(DATA RECORDS)
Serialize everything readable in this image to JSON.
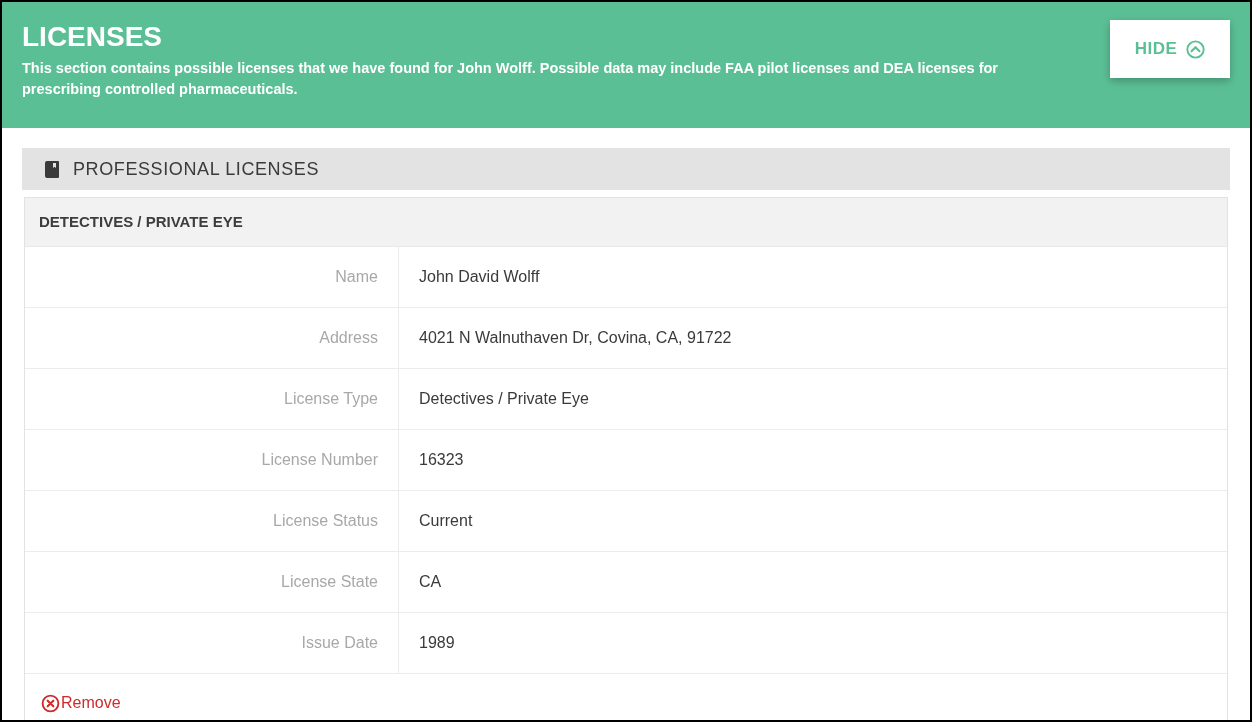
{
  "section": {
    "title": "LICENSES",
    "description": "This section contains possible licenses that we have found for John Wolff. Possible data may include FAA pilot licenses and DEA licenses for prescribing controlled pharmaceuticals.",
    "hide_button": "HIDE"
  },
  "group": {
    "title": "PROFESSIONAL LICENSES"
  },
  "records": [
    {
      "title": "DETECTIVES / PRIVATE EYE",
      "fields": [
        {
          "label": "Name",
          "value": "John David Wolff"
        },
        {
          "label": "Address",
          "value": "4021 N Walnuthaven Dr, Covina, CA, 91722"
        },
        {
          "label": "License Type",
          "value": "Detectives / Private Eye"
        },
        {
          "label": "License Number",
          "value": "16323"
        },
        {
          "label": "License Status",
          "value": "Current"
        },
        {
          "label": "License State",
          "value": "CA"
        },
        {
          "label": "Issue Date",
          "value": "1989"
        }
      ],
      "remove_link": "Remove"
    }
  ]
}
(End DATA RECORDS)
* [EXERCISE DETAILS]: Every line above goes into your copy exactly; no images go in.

* [OUTPUT OF THE EXERCISE]:
Serialize everything readable in this image to JSON.
{
  "section": {
    "title": "LICENSES",
    "description": "This section contains possible licenses that we have found for John Wolff. Possible data may include FAA pilot licenses and DEA licenses for prescribing controlled pharmaceuticals.",
    "hide_button": "HIDE"
  },
  "group": {
    "title": "PROFESSIONAL LICENSES"
  },
  "records": [
    {
      "title": "DETECTIVES / PRIVATE EYE",
      "fields": [
        {
          "label": "Name",
          "value": "John David Wolff"
        },
        {
          "label": "Address",
          "value": "4021 N Walnuthaven Dr, Covina, CA, 91722"
        },
        {
          "label": "License Type",
          "value": "Detectives / Private Eye"
        },
        {
          "label": "License Number",
          "value": "16323"
        },
        {
          "label": "License Status",
          "value": "Current"
        },
        {
          "label": "License State",
          "value": "CA"
        },
        {
          "label": "Issue Date",
          "value": "1989"
        }
      ],
      "remove_link": "Remove"
    }
  ]
}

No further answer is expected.